Iconic comedian Carl Reiner dead at 98

Joe Erwin and Peter Sblendorio New York Daily News (TNS)
Actor Carl Reiner speaks onstage during "An Afternoon with Carl Reiner - Dead Men Don't Wear Plaid" during day three of the TCM Classic Film Festival 2016 on April 30, 2016 in Los Angeles. Reiner died Monday, June 29, 2020 at 98.

Carl Reiner's first book was called "Enter Laughing," and it truly was the story of his life.

The Bronx native, a comedy titan as a writer, producer, actor and director for decades, best known for creating "The Dick Van Dyke Show," died Monday at 98, Variety reported.

He was with his family when he died at his home in Beverly Hills, California. Reiner died of natural causes, his assistant, Judy Nagy, told Variety.

Reiner could truly do it all. He directed comedy smashes such as "Oh God" with George Burns and "The Jerk" with Steve Martin, and sold millions of records as the straight man to pal Mel Brooks' 2000 Year Old Man.

But television was perhaps his best medium. He became a hot commodity as Sid Caesar's foil in the 1950s, but it was the role he didn't play that may have brought his greatest contribution to comedy culture.

After his time with Caesar, Reiner was offered starring roles in sitcoms, but he thought the scripts were weak. Reiner's wife, Estelle, said that he could write a better show, so that's what he did, creating a autobiographical pilot, in which he starred. It went nowhere.

Actor-turned TV producer Sheldon Leonard, however, saw the failed pilot, and offered to give it another shot. Reiner said he didn't want to be disappointed again, but Leonard had a solution.

"He says, 'You won't fail.
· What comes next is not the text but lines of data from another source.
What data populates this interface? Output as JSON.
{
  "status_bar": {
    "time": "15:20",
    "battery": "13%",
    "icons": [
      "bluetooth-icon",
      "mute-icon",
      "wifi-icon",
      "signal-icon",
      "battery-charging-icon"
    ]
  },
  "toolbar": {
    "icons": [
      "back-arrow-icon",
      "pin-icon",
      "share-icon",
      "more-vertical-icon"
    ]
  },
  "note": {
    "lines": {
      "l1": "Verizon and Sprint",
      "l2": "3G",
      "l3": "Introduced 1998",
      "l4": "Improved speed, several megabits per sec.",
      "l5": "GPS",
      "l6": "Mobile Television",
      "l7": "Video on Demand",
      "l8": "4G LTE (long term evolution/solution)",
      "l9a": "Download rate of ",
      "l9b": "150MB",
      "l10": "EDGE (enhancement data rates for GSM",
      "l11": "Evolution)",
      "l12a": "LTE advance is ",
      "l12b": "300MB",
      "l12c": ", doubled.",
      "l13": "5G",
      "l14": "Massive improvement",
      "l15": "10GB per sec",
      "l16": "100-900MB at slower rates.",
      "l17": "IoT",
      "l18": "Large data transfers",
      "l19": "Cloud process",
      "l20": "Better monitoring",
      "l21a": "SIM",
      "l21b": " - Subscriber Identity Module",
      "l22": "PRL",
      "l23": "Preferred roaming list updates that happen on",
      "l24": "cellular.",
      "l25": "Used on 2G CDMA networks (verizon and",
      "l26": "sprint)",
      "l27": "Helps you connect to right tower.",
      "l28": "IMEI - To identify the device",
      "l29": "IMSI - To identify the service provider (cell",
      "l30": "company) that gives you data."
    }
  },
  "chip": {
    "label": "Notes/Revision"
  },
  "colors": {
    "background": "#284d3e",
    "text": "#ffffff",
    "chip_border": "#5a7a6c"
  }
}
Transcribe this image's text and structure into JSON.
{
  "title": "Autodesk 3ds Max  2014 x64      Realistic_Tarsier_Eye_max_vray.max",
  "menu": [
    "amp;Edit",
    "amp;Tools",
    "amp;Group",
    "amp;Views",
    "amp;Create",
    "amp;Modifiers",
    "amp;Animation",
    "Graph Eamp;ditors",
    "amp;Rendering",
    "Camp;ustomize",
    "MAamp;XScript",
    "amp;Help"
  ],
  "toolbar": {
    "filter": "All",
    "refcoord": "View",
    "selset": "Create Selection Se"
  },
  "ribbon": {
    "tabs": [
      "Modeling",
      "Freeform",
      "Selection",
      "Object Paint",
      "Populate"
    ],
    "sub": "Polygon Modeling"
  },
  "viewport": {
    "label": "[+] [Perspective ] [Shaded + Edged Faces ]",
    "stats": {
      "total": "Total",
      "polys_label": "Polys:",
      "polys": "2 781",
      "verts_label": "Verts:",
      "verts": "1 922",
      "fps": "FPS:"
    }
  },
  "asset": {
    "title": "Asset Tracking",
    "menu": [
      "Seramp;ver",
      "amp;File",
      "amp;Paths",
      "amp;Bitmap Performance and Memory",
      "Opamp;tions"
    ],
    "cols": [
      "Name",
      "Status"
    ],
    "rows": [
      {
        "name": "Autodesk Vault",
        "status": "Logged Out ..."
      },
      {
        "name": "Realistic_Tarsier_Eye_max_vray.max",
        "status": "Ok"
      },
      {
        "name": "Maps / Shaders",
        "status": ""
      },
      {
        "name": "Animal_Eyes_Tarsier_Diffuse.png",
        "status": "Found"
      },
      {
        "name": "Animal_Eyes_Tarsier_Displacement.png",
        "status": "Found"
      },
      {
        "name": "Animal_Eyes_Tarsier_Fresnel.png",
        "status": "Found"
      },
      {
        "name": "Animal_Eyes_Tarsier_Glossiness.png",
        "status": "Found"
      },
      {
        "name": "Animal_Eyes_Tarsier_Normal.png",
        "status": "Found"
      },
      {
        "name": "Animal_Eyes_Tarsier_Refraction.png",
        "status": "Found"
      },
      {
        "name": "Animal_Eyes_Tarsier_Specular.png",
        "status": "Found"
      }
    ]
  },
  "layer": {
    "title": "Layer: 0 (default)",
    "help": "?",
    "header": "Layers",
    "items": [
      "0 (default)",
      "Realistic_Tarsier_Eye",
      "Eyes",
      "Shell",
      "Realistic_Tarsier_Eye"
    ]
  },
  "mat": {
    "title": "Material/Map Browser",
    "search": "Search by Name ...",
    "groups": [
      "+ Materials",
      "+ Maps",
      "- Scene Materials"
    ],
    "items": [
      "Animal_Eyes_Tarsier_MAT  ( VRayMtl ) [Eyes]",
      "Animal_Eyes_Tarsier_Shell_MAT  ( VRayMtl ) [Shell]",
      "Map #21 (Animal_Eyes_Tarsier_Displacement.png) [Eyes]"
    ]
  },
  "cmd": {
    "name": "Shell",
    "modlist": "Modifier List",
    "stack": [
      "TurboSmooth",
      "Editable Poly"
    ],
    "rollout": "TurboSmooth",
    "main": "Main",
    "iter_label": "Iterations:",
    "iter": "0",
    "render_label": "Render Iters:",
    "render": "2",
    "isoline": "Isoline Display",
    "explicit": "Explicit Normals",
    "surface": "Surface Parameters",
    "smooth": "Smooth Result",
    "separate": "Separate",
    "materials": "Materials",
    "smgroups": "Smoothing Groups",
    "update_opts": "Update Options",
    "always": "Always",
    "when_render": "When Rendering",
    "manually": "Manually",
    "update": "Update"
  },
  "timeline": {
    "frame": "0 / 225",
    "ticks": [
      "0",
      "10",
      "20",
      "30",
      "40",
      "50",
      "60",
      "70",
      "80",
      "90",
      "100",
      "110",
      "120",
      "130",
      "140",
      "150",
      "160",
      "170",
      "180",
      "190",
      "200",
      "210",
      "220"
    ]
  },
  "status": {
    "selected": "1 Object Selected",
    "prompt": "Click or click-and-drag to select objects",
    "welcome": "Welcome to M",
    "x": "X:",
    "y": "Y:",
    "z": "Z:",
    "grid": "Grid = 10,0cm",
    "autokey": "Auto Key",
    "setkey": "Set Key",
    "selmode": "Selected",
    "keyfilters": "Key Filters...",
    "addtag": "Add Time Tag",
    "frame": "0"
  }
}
I'll get a better actor to play you,'" Reiner recalled to Conan O'Brien.

The "better actor" was Dick Van Dyke, and with Reiner writing and producing, "The Dick Van Dyke Show" became a comedy classic. Van Dyke played Rob Petrie, a comedy writer living in New Rochelle, N.Y., at the time. The show deftly mixed Rob's home life with Mary Tyler Moore as his wife and Larry Mathews as his son, and his office life opposite fellow writers Rose Marie and Morey Amsterdam.

The three wrote for the egotistical star Alan Brady. At first Reiner played Brady only from the back, but then realized Brady needed to be seen and heard, so he fully took on the character for occasional guest appearances.

"Carl was the brains behind everything," Rose Marie said in an interview for the Archive of American Television. "His mind is brilliant for comedy."

The show ran for five seasons, winning 15 Emmys, before Reiner and company decided to go out on top.

From there, Reiner went on to films. "Enter Laughing" in 1967 was his first, but his true breakthrough came in the heavenly hit "Oh God" in 1977. Two years later, Reiner and Martin began a highly successful collaboration. The comedian appeared in Reiner's next four films: "The Jerk (1977), "Dead Men Don't Wear Plaid" (1982), "The Main With Two Brains" (1983) and "All of Me" (1984).

Reiner often acted in small parts in his films, but was no slouch as an actor. He starred in "The Russians Are Coming, the Russians Are Coming" in 1966, and was a familiar face on the big and small screens for decades. Nearing 80, he began an acting renaissance with a role in 2001's "Ocean's Eleven," opposite Hollywood heavyweights including George Clooney and Brad Pitt. He appeared in two "Ocean's" sequels and piled up a string of guest starring credits in TV shows.

Reiner married Estelle when he was 21 and she was 29, and they were wed for 64 years until her death in 2008. They had three children, including actor/director Rob Reiner. For all the great lines Carl and Rob delivered, Estelle may have topped them both. In Rob's 1989 film "When Harry Met Sally," Estelle played the women in the restaurant who, after witnessing Meg Ryan's fake orgasm, says to the waitress, "I'll have what she's having."

Carl Reiner was active on Twitter as he neared a century of life, often tweeting his displeasure with President Trump.

He described himself as a "Jewish atheist," and the people who knew and worked with him thought of him as a true mensch.

In a 1998 interview with the Archive of American Television, Van Dyke called Reiner a "wonderful man. To this day he's probably my favorite human being that I've ever known."